→ **YOUR OBJECTIVE**:
From the first record to the last, write each one out again exactly.

→ **GIVEN ENTRIES**:
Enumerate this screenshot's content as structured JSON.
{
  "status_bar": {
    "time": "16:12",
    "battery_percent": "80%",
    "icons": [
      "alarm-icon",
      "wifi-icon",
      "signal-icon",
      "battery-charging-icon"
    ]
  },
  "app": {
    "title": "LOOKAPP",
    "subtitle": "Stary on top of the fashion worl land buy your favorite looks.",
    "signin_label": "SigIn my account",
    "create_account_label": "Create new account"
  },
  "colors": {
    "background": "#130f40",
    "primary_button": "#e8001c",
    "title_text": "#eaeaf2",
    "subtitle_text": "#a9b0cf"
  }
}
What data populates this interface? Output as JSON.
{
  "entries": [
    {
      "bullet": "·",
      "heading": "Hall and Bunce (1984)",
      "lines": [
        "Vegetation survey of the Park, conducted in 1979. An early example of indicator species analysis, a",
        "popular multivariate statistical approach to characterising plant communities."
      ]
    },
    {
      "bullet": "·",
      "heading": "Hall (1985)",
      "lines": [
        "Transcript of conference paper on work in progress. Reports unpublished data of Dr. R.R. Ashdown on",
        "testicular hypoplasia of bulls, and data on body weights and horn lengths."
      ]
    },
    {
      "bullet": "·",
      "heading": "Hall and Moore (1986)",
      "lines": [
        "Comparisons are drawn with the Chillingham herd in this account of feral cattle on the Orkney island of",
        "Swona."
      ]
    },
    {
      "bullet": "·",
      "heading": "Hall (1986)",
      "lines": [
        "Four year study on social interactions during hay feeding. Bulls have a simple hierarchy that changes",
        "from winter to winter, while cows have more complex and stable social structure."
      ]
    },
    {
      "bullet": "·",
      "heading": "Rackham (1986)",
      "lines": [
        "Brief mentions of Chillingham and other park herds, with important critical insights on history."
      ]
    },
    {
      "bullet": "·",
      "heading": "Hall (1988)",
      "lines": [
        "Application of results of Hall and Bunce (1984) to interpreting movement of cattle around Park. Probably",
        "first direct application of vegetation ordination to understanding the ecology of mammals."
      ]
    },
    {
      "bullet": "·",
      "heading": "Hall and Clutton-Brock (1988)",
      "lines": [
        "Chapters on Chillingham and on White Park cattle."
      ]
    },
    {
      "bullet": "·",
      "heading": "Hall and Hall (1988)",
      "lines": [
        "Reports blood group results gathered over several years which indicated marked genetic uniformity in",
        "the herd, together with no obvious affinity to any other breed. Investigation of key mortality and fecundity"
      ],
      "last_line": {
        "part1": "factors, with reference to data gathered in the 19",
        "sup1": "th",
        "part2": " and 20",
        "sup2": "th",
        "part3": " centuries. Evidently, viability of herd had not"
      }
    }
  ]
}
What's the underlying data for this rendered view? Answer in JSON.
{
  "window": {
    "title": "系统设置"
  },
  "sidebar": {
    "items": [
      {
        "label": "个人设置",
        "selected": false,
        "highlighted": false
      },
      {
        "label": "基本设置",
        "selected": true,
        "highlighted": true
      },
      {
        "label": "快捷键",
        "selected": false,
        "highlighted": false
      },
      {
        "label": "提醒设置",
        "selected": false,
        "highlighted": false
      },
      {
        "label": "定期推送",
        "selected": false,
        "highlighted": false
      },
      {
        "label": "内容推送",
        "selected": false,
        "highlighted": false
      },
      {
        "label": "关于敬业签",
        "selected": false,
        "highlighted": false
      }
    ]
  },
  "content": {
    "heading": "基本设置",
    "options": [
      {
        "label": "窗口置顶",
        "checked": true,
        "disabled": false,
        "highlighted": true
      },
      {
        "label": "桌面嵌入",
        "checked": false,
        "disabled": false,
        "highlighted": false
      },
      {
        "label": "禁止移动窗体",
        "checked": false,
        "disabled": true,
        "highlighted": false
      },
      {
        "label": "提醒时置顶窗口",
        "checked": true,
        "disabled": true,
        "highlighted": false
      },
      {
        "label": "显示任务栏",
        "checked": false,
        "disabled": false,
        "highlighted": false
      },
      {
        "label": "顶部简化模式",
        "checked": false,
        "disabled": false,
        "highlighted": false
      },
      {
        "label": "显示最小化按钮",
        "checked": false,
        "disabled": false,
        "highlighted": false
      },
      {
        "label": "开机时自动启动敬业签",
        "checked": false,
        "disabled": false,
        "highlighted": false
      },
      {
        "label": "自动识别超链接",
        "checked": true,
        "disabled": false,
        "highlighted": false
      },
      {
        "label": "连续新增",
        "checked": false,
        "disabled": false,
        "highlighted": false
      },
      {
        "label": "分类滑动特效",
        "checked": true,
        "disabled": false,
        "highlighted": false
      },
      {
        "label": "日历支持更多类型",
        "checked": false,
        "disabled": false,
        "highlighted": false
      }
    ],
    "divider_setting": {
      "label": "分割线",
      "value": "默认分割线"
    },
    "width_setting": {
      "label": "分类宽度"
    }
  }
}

→ **TASK RESULT**:
Enumerate this screenshot's content as structured JSON.
{
  "status_bar": {
    "time": "16:12",
    "battery_percent": "80%",
    "icons": [
      "alarm-icon",
      "wifi-icon",
      "signal-icon",
      "battery-charging-icon"
    ]
  },
  "app": {
    "title": "LOOKAPP",
    "subtitle": "Stary on top of the fashion worl land buy your favorite looks.",
    "signin_label": "SigIn my account",
    "create_account_label": "Create new account"
  },
  "colors": {
    "background": "#130f40",
    "primary_button": "#e8001c",
    "title_text": "#eaeaf2",
    "subtitle_text": "#a9b0cf"
  }
}
What data populates this interface? Output as JSON.
{
  "entries": [
    {
      "bullet": "·",
      "heading": "Hall and Bunce (1984)",
      "lines": [
        "Vegetation survey of the Park, conducted in 1979. An early example of indicator species analysis, a",
        "popular multivariate statistical approach to characterising plant communities."
      ]
    },
    {
      "bullet": "·",
      "heading": "Hall (1985)",
      "lines": [
        "Transcript of conference paper on work in progress. Reports unpublished data of Dr. R.R. Ashdown on",
        "testicular hypoplasia of bulls, and data on body weights and horn lengths."
      ]
    },
    {
      "bullet": "·",
      "heading": "Hall and Moore (1986)",
      "lines": [
        "Comparisons are drawn with the Chillingham herd in this account of feral cattle on the Orkney island of",
        "Swona."
      ]
    },
    {
      "bullet": "·",
      "heading": "Hall (1986)",
      "lines": [
        "Four year study on social interactions during hay feeding. Bulls have a simple hierarchy that changes",
        "from winter to winter, while cows have more complex and stable social structure."
      ]
    },
    {
      "bullet": "·",
      "heading": "Rackham (1986)",
      "lines": [
        "Brief mentions of Chillingham and other park herds, with important critical insights on history."
      ]
    },
    {
      "bullet": "·",
      "heading": "Hall (1988)",
      "lines": [
        "Application of results of Hall and Bunce (1984) to interpreting movement of cattle around Park. Probably",
        "first direct application of vegetation ordination to understanding the ecology of mammals."
      ]
    },
    {
      "bullet": "·",
      "heading": "Hall and Clutton-Brock (1988)",
      "lines": [
        "Chapters on Chillingham and on White Park cattle."
      ]
    },
    {
      "bullet": "·",
      "heading": "Hall and Hall (1988)",
      "lines": [
        "Reports blood group results gathered over several years which indicated marked genetic uniformity in",
        "the herd, together with no obvious affinity to any other breed. Investigation of key mortality and fecundity"
      ],
      "last_line": {
        "part1": "factors, with reference to data gathered in the 19",
        "sup1": "th",
        "part2": " and 20",
        "sup2": "th",
        "part3": " centuries. Evidently, viability of herd had not"
      }
    }
  ]
}
What's the underlying data for this rendered view? Answer in JSON.
{
  "window": {
    "title": "系统设置"
  },
  "sidebar": {
    "items": [
      {
        "label": "个人设置",
        "selected": false,
        "highlighted": false
      },
      {
        "label": "基本设置",
        "selected": true,
        "highlighted": true
      },
      {
        "label": "快捷键",
        "selected": false,
        "highlighted": false
      },
      {
        "label": "提醒设置",
        "selected": false,
        "highlighted": false
      },
      {
        "label": "定期推送",
        "selected": false,
        "highlighted": false
      },
      {
        "label": "内容推送",
        "selected": false,
        "highlighted": false
      },
      {
        "label": "关于敬业签",
        "selected": false,
        "highlighted": false
      }
    ]
  },
  "content": {
    "heading": "基本设置",
    "options": [
      {
        "label": "窗口置顶",
        "checked": true,
        "disabled": false,
        "highlighted": true
      },
      {
        "label": "桌面嵌入",
        "checked": false,
        "disabled": false,
        "highlighted": false
      },
      {
        "label": "禁止移动窗体",
        "checked": false,
        "disabled": true,
        "highlighted": false
      },
      {
        "label": "提醒时置顶窗口",
        "checked": true,
        "disabled": true,
        "highlighted": false
      },
      {
        "label": "显示任务栏",
        "checked": false,
        "disabled": false,
        "highlighted": false
      },
      {
        "label": "顶部简化模式",
        "checked": false,
        "disabled": false,
        "highlighted": false
      },
      {
        "label": "显示最小化按钮",
        "checked": false,
        "disabled": false,
        "highlighted": false
      },
      {
        "label": "开机时自动启动敬业签",
        "checked": false,
        "disabled": false,
        "highlighted": false
      },
      {
        "label": "自动识别超链接",
        "checked": true,
        "disabled": false,
        "highlighted": false
      },
      {
        "label": "连续新增",
        "checked": false,
        "disabled": false,
        "highlighted": false
      },
      {
        "label": "分类滑动特效",
        "checked": true,
        "disabled": false,
        "highlighted": false
      },
      {
        "label": "日历支持更多类型",
        "checked": false,
        "disabled": false,
        "highlighted": false
      }
    ],
    "divider_setting": {
      "label": "分割线",
      "value": "默认分割线"
    },
    "width_setting": {
      "label": "分类宽度"
    }
  }
}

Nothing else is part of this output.